Sorensen’s two newest series, “Dwellings” and “Wind” represent a significant departure from her usual use of clay and cast bronze. Instead for the first time the sculptor explores new material including aluminum, wire, resin and rope: yet the works still reference organic forms. The “Dwellings” are open structures, formed like honeycombed cocoons. Instead of having the irregular, crystalline “spines” covered by a material that obscures the interiors, in each they are left uncovered and transparent like tumbleweeds carried by the wind to their present location. The forms’ openings are rounded inward and whether standing vertically or horizontally, they resemble fishing nets to capture and hold underwater life, while still permitting water, nutrients, and sunlight to flow through them. Their large scale allows humans to crouch and remain inside like sea creatures that have been captured and protected.

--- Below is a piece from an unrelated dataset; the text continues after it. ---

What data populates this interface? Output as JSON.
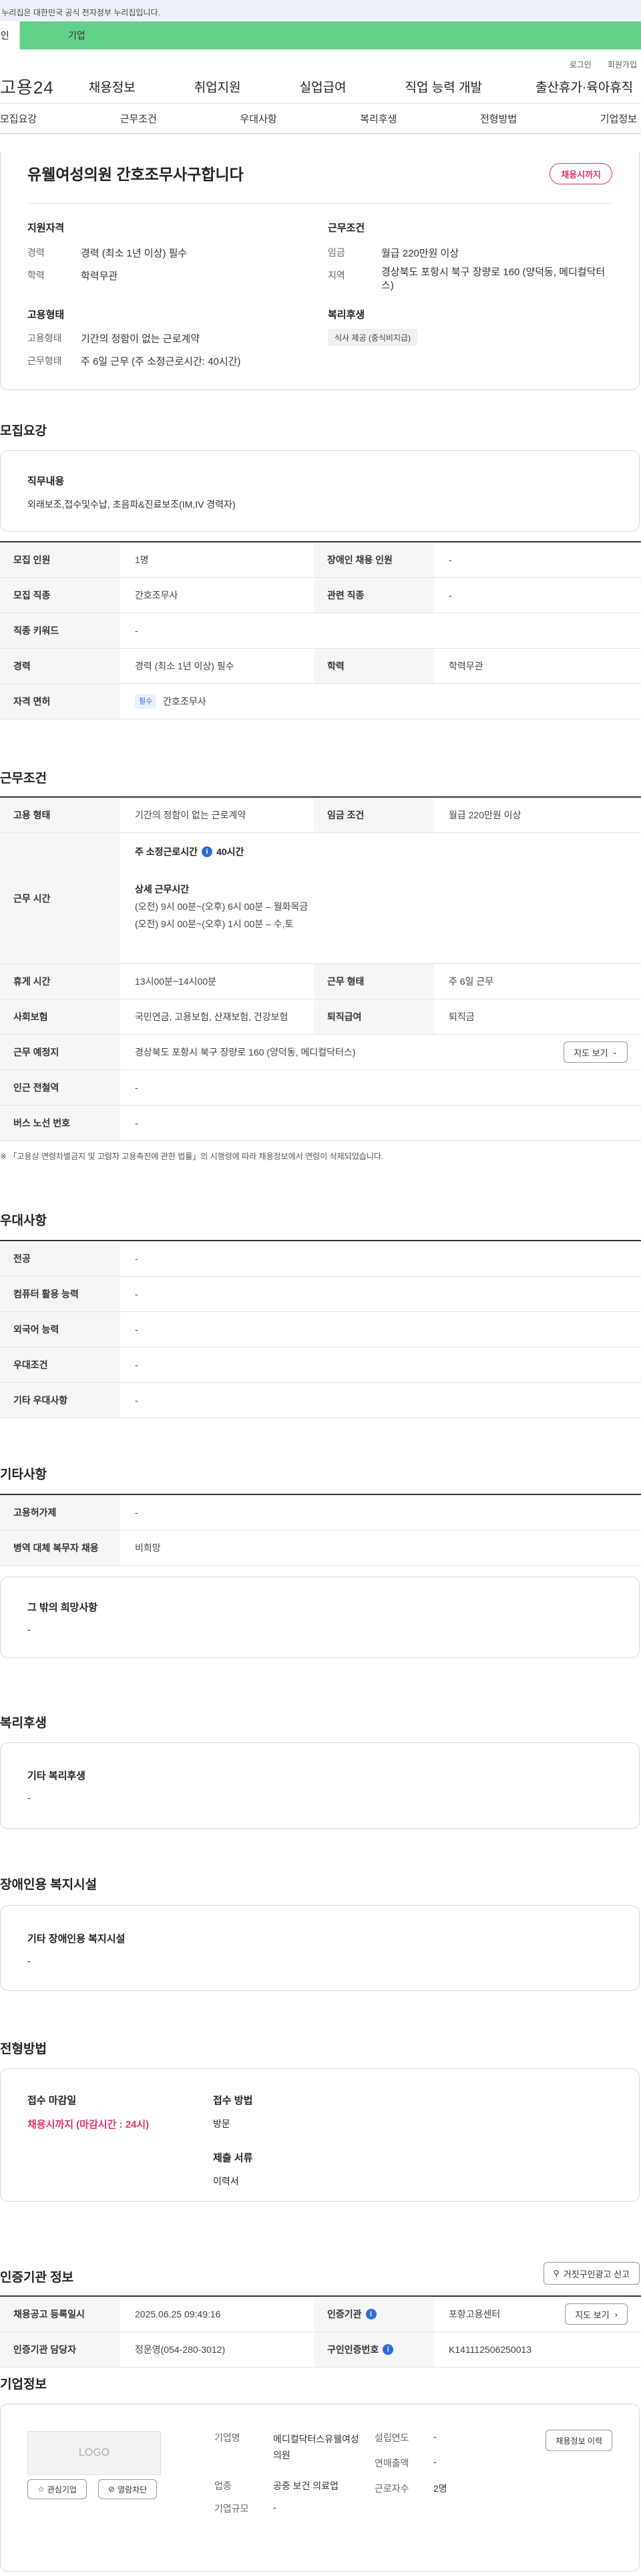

The elements implied by the movement and placement of the “Dwellings” are captured in the sculptor’s “Wind” series. The forms spiral out towards the viewer whose eyes are drawn down deeply inside the center of each. The interior form is created by conically arranged wire structures: its outside is ringed with rope that is covered with white resin. Each form originates with a small circumference at the bottom and increases towards its open summit like active tornadoes. This analogy is reinforced by the surface of each on which small individual strands of rope escape from their center. They are visibly frozen in the resin like debris that has been gathered and held by the moving tunnel of wind’s powerful velocity as it circles across the landscape. Of varying heights, the visual manifestations of formidable and often destructive wind bend, bow, and sway in assorted directions, reinforcing our perception of the installations active and vitality and power.
Barbara Bloemink, Former Curator Museum of Arts and Design